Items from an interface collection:
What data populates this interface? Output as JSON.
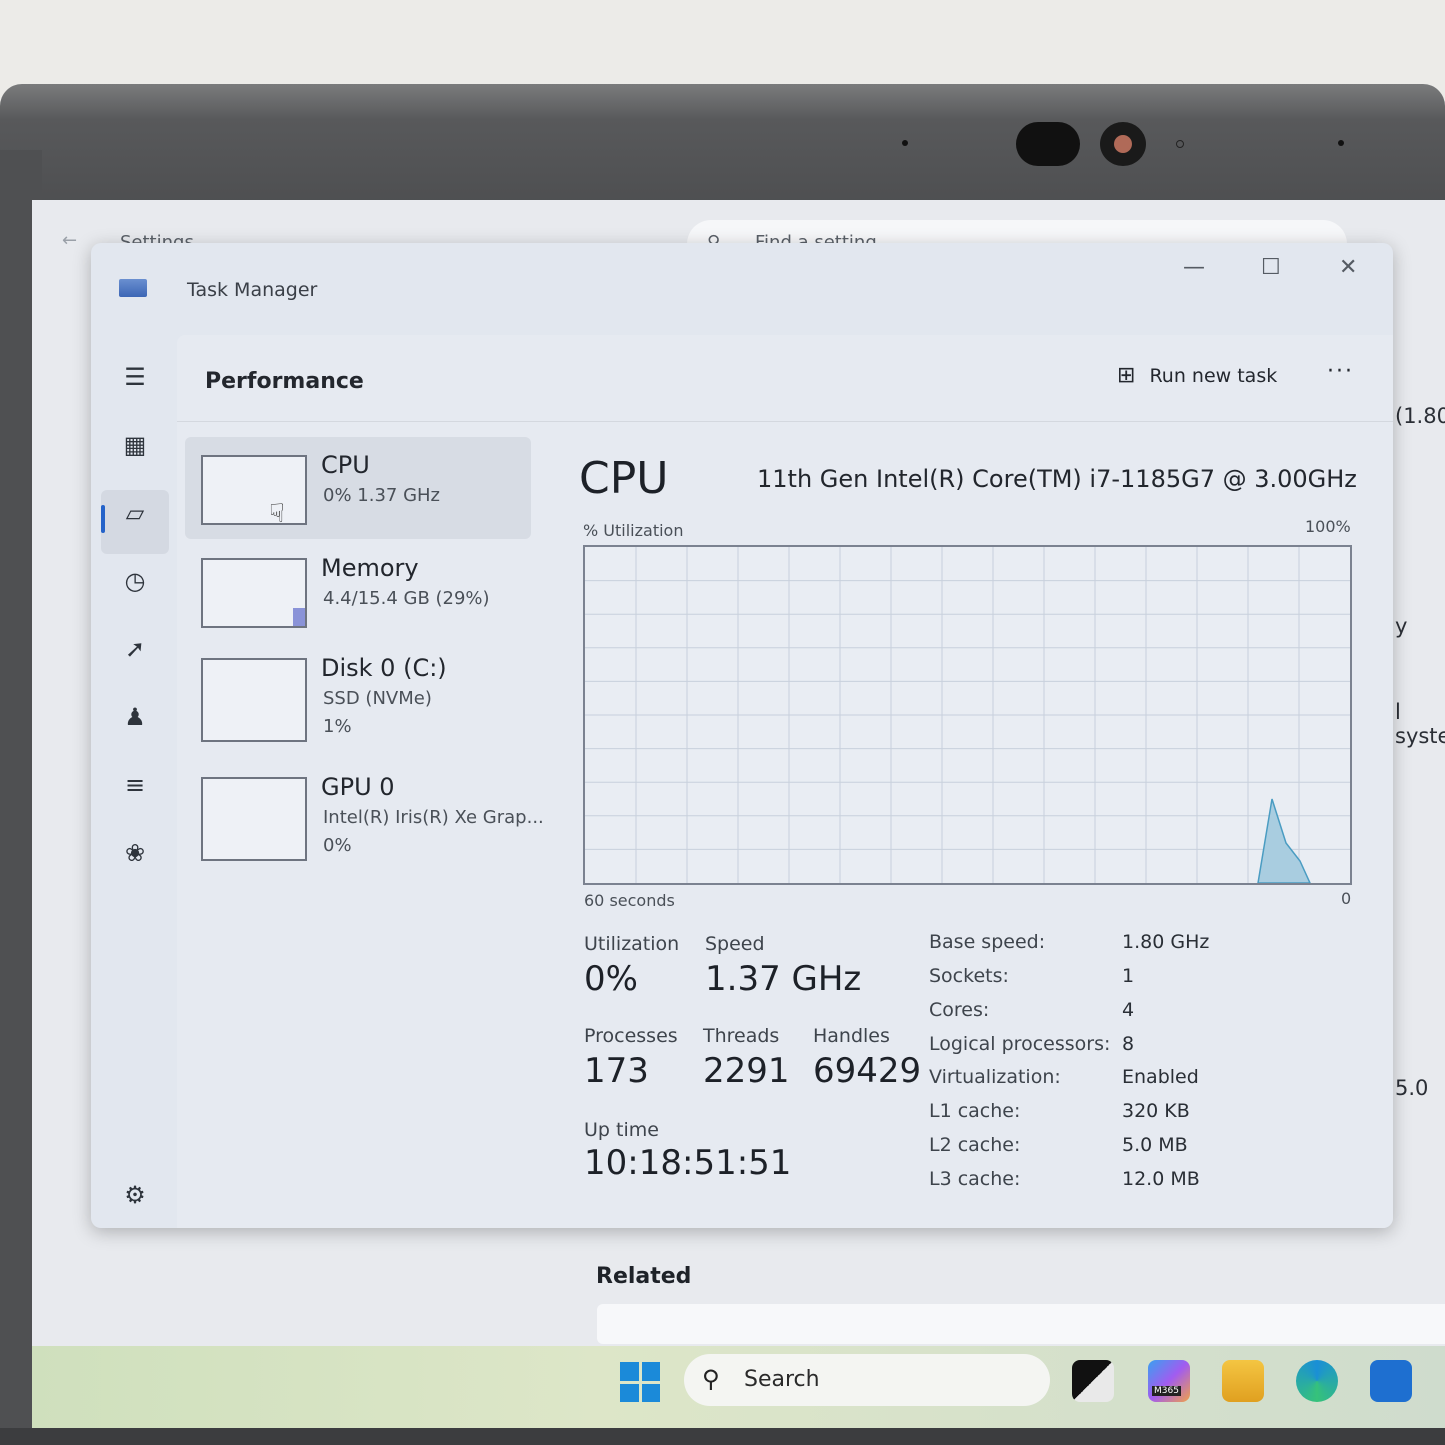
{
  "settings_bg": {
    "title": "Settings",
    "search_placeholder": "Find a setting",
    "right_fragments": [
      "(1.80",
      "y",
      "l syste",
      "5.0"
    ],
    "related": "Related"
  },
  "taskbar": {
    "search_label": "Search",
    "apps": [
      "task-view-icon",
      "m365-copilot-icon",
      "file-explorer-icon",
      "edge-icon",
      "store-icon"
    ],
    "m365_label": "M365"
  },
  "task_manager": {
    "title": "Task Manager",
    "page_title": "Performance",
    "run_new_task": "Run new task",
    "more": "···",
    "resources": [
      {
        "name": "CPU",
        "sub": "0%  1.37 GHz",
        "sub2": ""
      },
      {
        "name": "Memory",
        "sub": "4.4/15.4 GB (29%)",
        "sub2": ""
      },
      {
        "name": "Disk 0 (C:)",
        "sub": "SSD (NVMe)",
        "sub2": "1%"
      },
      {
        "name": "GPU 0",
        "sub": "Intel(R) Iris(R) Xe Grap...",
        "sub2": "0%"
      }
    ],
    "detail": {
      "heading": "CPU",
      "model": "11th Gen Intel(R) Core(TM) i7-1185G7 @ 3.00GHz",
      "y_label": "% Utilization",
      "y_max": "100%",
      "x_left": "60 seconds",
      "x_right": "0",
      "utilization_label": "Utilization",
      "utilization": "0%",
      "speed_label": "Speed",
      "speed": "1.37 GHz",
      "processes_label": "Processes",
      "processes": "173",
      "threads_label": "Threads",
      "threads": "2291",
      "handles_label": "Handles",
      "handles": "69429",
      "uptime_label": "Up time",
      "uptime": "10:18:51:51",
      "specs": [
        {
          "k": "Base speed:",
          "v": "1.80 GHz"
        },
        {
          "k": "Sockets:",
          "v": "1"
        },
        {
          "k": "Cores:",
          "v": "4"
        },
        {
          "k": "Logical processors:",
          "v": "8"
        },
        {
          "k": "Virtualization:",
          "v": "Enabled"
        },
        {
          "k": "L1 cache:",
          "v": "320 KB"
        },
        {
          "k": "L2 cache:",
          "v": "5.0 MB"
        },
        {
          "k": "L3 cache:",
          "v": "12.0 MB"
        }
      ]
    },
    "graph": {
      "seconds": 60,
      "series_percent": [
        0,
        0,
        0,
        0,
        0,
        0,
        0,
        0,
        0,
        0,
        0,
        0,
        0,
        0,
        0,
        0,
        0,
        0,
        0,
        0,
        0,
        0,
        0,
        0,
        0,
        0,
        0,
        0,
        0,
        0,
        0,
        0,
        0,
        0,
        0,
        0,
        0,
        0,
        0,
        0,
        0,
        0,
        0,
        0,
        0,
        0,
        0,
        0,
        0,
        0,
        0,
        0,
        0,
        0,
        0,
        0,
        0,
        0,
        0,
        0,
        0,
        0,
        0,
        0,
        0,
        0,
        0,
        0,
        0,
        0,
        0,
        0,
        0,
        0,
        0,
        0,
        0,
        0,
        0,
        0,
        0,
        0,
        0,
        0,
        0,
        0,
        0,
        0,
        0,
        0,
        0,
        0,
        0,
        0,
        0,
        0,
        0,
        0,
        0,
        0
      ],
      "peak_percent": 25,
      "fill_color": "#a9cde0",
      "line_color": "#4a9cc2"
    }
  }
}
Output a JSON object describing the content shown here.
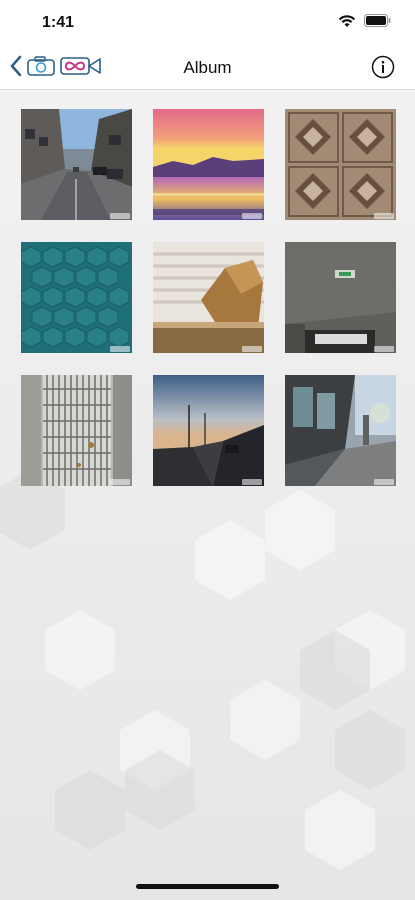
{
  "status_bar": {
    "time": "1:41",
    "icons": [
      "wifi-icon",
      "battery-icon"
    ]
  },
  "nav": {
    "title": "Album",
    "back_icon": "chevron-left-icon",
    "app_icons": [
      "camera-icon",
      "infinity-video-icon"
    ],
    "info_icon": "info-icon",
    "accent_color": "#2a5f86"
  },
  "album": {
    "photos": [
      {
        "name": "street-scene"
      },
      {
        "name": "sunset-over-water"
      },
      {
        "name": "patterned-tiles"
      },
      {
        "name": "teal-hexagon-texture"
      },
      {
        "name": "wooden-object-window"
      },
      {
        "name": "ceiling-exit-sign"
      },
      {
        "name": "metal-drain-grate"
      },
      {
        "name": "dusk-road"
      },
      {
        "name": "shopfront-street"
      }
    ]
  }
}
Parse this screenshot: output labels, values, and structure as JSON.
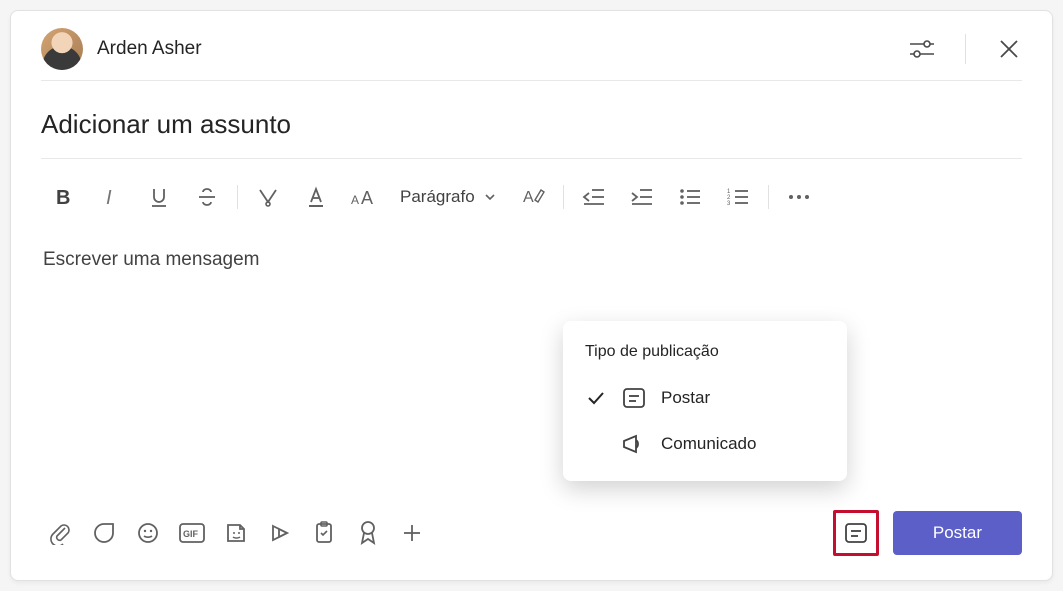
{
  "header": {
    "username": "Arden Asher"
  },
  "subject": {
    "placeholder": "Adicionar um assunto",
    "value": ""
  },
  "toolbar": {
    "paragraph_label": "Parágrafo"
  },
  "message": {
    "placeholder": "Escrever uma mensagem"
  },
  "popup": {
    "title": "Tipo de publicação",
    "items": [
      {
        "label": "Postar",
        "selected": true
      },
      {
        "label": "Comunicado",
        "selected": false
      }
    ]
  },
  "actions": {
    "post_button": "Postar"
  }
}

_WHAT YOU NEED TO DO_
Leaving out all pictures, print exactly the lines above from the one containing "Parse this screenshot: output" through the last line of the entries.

_PROBLEM SOLUTION_
Parse this screenshot: output labels, values, and structure as JSON.
{
  "header": {
    "username": "Arden Asher"
  },
  "subject": {
    "placeholder": "Adicionar um assunto",
    "value": ""
  },
  "toolbar": {
    "paragraph_label": "Parágrafo"
  },
  "message": {
    "placeholder": "Escrever uma mensagem"
  },
  "popup": {
    "title": "Tipo de publicação",
    "items": [
      {
        "label": "Postar",
        "selected": true
      },
      {
        "label": "Comunicado",
        "selected": false
      }
    ]
  },
  "actions": {
    "post_button": "Postar"
  }
}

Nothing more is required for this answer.